The records —
Content starts
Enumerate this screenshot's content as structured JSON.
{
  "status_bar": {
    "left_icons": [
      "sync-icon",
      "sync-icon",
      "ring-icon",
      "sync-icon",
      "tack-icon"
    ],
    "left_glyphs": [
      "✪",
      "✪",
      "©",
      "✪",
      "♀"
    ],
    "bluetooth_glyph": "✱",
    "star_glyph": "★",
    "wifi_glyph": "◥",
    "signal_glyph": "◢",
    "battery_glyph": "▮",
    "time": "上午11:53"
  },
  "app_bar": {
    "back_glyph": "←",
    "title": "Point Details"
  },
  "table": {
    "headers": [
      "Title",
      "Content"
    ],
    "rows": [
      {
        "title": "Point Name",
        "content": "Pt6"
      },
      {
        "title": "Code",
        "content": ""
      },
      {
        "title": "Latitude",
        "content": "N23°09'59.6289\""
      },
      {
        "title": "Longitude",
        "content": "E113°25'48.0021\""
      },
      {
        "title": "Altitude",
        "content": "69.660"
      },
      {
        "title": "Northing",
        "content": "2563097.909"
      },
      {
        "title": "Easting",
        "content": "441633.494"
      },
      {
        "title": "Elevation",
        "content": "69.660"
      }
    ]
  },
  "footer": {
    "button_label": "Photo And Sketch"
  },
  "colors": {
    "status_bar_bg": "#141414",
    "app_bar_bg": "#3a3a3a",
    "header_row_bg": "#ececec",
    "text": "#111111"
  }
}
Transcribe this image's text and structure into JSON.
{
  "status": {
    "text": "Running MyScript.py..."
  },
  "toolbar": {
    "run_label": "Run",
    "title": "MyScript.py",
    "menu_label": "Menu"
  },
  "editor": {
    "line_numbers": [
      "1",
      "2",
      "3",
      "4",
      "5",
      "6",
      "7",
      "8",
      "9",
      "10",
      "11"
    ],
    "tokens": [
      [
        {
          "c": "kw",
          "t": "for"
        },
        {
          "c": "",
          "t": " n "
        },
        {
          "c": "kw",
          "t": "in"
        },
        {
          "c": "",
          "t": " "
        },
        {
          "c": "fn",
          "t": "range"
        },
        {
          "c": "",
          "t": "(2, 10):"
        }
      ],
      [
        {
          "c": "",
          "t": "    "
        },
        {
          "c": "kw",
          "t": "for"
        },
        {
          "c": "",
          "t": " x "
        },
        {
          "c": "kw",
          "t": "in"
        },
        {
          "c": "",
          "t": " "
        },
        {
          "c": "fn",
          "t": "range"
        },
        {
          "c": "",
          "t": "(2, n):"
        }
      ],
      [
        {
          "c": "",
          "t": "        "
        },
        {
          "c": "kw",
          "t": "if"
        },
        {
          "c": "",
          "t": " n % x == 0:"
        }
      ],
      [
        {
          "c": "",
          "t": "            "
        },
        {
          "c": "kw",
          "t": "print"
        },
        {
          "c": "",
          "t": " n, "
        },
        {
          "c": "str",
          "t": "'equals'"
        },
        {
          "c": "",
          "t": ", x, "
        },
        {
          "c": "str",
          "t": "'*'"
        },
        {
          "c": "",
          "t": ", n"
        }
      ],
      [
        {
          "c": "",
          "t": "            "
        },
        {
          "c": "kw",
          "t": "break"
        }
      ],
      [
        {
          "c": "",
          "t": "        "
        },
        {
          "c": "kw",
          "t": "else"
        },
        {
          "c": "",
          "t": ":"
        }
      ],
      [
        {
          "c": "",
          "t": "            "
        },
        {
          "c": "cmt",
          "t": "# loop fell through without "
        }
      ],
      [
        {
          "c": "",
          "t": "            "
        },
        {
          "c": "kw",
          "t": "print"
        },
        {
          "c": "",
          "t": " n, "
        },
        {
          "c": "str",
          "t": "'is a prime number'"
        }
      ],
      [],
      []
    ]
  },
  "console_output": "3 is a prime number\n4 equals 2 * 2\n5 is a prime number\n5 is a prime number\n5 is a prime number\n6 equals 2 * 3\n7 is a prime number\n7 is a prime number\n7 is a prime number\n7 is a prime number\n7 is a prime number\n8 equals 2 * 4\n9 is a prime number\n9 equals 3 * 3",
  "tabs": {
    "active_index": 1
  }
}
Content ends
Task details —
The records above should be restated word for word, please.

Result of the task —
Enumerate this screenshot's content as structured JSON.
{
  "status_bar": {
    "left_icons": [
      "sync-icon",
      "sync-icon",
      "ring-icon",
      "sync-icon",
      "tack-icon"
    ],
    "left_glyphs": [
      "✪",
      "✪",
      "©",
      "✪",
      "♀"
    ],
    "bluetooth_glyph": "✱",
    "star_glyph": "★",
    "wifi_glyph": "◥",
    "signal_glyph": "◢",
    "battery_glyph": "▮",
    "time": "上午11:53"
  },
  "app_bar": {
    "back_glyph": "←",
    "title": "Point Details"
  },
  "table": {
    "headers": [
      "Title",
      "Content"
    ],
    "rows": [
      {
        "title": "Point Name",
        "content": "Pt6"
      },
      {
        "title": "Code",
        "content": ""
      },
      {
        "title": "Latitude",
        "content": "N23°09'59.6289\""
      },
      {
        "title": "Longitude",
        "content": "E113°25'48.0021\""
      },
      {
        "title": "Altitude",
        "content": "69.660"
      },
      {
        "title": "Northing",
        "content": "2563097.909"
      },
      {
        "title": "Easting",
        "content": "441633.494"
      },
      {
        "title": "Elevation",
        "content": "69.660"
      }
    ]
  },
  "footer": {
    "button_label": "Photo And Sketch"
  },
  "colors": {
    "status_bar_bg": "#141414",
    "app_bar_bg": "#3a3a3a",
    "header_row_bg": "#ececec",
    "text": "#111111"
  }
}
Transcribe this image's text and structure into JSON.
{
  "status": {
    "text": "Running MyScript.py..."
  },
  "toolbar": {
    "run_label": "Run",
    "title": "MyScript.py",
    "menu_label": "Menu"
  },
  "editor": {
    "line_numbers": [
      "1",
      "2",
      "3",
      "4",
      "5",
      "6",
      "7",
      "8",
      "9",
      "10",
      "11"
    ],
    "tokens": [
      [
        {
          "c": "kw",
          "t": "for"
        },
        {
          "c": "",
          "t": " n "
        },
        {
          "c": "kw",
          "t": "in"
        },
        {
          "c": "",
          "t": " "
        },
        {
          "c": "fn",
          "t": "range"
        },
        {
          "c": "",
          "t": "(2, 10):"
        }
      ],
      [
        {
          "c": "",
          "t": "    "
        },
        {
          "c": "kw",
          "t": "for"
        },
        {
          "c": "",
          "t": " x "
        },
        {
          "c": "kw",
          "t": "in"
        },
        {
          "c": "",
          "t": " "
        },
        {
          "c": "fn",
          "t": "range"
        },
        {
          "c": "",
          "t": "(2, n):"
        }
      ],
      [
        {
          "c": "",
          "t": "        "
        },
        {
          "c": "kw",
          "t": "if"
        },
        {
          "c": "",
          "t": " n % x == 0:"
        }
      ],
      [
        {
          "c": "",
          "t": "            "
        },
        {
          "c": "kw",
          "t": "print"
        },
        {
          "c": "",
          "t": " n, "
        },
        {
          "c": "str",
          "t": "'equals'"
        },
        {
          "c": "",
          "t": ", x, "
        },
        {
          "c": "str",
          "t": "'*'"
        },
        {
          "c": "",
          "t": ", n"
        }
      ],
      [
        {
          "c": "",
          "t": "            "
        },
        {
          "c": "kw",
          "t": "break"
        }
      ],
      [
        {
          "c": "",
          "t": "        "
        },
        {
          "c": "kw",
          "t": "else"
        },
        {
          "c": "",
          "t": ":"
        }
      ],
      [
        {
          "c": "",
          "t": "            "
        },
        {
          "c": "cmt",
          "t": "# loop fell through without "
        }
      ],
      [
        {
          "c": "",
          "t": "            "
        },
        {
          "c": "kw",
          "t": "print"
        },
        {
          "c": "",
          "t": " n, "
        },
        {
          "c": "str",
          "t": "'is a prime number'"
        }
      ],
      [],
      []
    ]
  },
  "console_output": "3 is a prime number\n4 equals 2 * 2\n5 is a prime number\n5 is a prime number\n5 is a prime number\n6 equals 2 * 3\n7 is a prime number\n7 is a prime number\n7 is a prime number\n7 is a prime number\n7 is a prime number\n8 equals 2 * 4\n9 is a prime number\n9 equals 3 * 3",
  "tabs": {
    "active_index": 1
  }
}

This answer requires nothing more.